A recent nationwide poll by Ann Selzer (declared “The Best Pollster in Politics” by FiveThirtyEight), commissioned by the Public Leadership Institute, proves that voters overwhelmingly support abortion rights both in general and when asked about specific reproductive rights policies. In addition, the poll shows that those who “strongly support” abortion rights substantially outnumber those who “strongly oppose” it.

Our poll found that by a margin of 69-to-27 percent, American voters approve of the constitutional right to abortion established by the Supreme Court in Roe v. Wade. This result is similar to many polls over the years that have found Americans approving Roe by margins of 2-to-1 or greater.

Another poll from the Pew Research Center shows strong support for legalization of marijuana:

The share of Americans who favor legalizing the use of marijuana continues to increase. Today, 57% of U.S. adults say the use of marijuana should be made legal, while 37% say it should be illegal. A decade ago, opinion on legalizing marijuana was nearly the reverse – just 32% favored legalization, while 60% were opposed.

The shift in public opinion on the legalization of marijuana has occurred during a time when many U.S. states are relaxing their restrictions on the drug or legalizing it altogether. In June, Ohio became the 25th state (plus Washington, D.C., Guam and Puerto Rico) to legalize marijuana in some form after Gov. John Kasich signed a medical marijuana program into law. This November, Americans in nine states will vote on measures to establish or expand legal marijuana use…
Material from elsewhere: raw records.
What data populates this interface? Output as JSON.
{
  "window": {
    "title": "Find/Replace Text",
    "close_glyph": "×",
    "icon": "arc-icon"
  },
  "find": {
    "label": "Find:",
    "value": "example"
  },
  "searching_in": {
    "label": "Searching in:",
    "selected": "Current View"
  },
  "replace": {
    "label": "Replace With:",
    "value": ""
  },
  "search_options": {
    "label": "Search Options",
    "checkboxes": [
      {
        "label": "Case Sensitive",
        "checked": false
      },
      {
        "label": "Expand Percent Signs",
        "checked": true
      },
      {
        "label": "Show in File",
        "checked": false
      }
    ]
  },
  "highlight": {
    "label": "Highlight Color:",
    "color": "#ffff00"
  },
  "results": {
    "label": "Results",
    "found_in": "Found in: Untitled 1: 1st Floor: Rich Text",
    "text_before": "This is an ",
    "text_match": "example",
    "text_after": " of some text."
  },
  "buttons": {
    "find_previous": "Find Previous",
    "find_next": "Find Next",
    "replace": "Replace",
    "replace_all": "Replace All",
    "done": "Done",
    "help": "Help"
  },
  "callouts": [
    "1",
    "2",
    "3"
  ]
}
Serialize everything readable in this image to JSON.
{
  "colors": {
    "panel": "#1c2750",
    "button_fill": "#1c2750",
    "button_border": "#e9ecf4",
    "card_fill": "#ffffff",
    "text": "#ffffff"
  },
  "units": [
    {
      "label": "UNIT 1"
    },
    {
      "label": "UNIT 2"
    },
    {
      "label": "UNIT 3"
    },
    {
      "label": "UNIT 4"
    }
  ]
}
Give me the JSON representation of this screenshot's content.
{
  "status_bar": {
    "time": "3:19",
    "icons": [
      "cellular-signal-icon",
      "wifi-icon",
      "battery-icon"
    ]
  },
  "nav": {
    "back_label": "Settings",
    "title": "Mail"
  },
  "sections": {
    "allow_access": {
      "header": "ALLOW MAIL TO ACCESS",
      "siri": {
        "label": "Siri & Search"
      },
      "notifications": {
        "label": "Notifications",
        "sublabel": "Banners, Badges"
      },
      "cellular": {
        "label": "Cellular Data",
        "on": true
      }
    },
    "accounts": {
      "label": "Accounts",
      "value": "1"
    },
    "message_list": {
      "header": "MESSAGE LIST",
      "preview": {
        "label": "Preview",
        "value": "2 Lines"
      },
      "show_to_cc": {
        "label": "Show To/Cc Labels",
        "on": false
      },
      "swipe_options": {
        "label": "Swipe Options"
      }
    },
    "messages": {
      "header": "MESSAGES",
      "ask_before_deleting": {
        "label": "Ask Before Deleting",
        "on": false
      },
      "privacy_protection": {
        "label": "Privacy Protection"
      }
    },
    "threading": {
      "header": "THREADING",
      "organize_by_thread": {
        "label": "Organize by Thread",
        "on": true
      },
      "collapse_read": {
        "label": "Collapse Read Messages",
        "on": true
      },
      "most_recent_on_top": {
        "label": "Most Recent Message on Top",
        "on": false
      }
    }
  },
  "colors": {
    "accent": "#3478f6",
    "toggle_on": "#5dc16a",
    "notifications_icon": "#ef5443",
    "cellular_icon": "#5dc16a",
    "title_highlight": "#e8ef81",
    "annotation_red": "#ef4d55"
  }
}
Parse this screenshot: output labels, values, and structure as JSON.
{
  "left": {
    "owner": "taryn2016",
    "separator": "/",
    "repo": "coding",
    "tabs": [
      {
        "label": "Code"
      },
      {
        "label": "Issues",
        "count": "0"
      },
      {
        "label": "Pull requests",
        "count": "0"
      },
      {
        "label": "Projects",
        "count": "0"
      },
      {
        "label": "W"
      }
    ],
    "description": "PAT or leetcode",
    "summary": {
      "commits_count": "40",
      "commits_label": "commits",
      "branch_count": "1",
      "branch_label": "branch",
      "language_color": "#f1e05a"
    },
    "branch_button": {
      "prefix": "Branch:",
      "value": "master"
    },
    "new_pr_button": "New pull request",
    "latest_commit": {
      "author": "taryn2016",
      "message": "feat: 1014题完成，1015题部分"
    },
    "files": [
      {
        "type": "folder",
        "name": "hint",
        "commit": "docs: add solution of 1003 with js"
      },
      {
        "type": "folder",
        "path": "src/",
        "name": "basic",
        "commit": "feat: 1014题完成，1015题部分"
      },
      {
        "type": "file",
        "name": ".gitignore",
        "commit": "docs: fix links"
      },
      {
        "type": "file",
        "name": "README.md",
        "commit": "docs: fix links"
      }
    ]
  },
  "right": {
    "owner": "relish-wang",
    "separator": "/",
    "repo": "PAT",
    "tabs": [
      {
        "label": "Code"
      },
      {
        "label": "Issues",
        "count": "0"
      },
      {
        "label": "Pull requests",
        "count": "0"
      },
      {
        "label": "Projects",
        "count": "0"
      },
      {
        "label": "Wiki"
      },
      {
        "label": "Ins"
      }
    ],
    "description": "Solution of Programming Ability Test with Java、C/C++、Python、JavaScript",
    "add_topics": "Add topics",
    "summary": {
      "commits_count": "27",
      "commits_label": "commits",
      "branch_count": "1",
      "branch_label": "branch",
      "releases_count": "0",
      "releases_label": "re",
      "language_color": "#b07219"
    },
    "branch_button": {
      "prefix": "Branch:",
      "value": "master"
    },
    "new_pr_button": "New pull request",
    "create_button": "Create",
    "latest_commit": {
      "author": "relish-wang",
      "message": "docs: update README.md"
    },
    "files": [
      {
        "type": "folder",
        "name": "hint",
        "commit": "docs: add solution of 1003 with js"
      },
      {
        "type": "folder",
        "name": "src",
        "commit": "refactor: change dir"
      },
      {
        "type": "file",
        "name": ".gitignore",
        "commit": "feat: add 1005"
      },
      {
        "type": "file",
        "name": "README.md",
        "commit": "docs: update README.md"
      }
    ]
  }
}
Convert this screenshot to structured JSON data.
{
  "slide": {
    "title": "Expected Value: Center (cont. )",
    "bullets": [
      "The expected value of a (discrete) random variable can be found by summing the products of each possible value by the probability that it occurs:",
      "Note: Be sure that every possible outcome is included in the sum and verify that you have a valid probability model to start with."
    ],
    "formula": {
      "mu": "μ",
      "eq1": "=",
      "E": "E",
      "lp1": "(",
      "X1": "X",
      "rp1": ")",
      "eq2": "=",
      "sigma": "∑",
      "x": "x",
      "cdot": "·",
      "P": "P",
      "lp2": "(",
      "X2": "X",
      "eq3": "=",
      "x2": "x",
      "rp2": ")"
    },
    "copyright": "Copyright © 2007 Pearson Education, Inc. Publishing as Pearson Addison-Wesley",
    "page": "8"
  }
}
By more than two-to-one, Democrats favor legalizing marijuana over having it be illegal (66% vs. 30%). Most Republicans (55%) oppose marijuana legalization, while 41% favor it.

These polls show that, of the major and minor political candidates, Hillary Clinton, Jill Stein, and Gary Johnson side with the majority on supporting abortion rights, while Donald Trump is on the wrong side.

Jill Stein and Gary Johnson are the only candidates who consistently side with the majority on ending marijuana prohibition. Donald Trump has spoken of legalization in the past, but is hardly consistent on this. Hillary Clinton is the most conservative candidate on drug policy, having been a hard-line supporter of the drug war. This puts her views to the right of both the nation and the majority of her own party. While Clinton has tried to soften her position at times during the campaign, one of the leaked Wikileaks emails showed that her private position remains one of hard-line opposition to ending prohibition.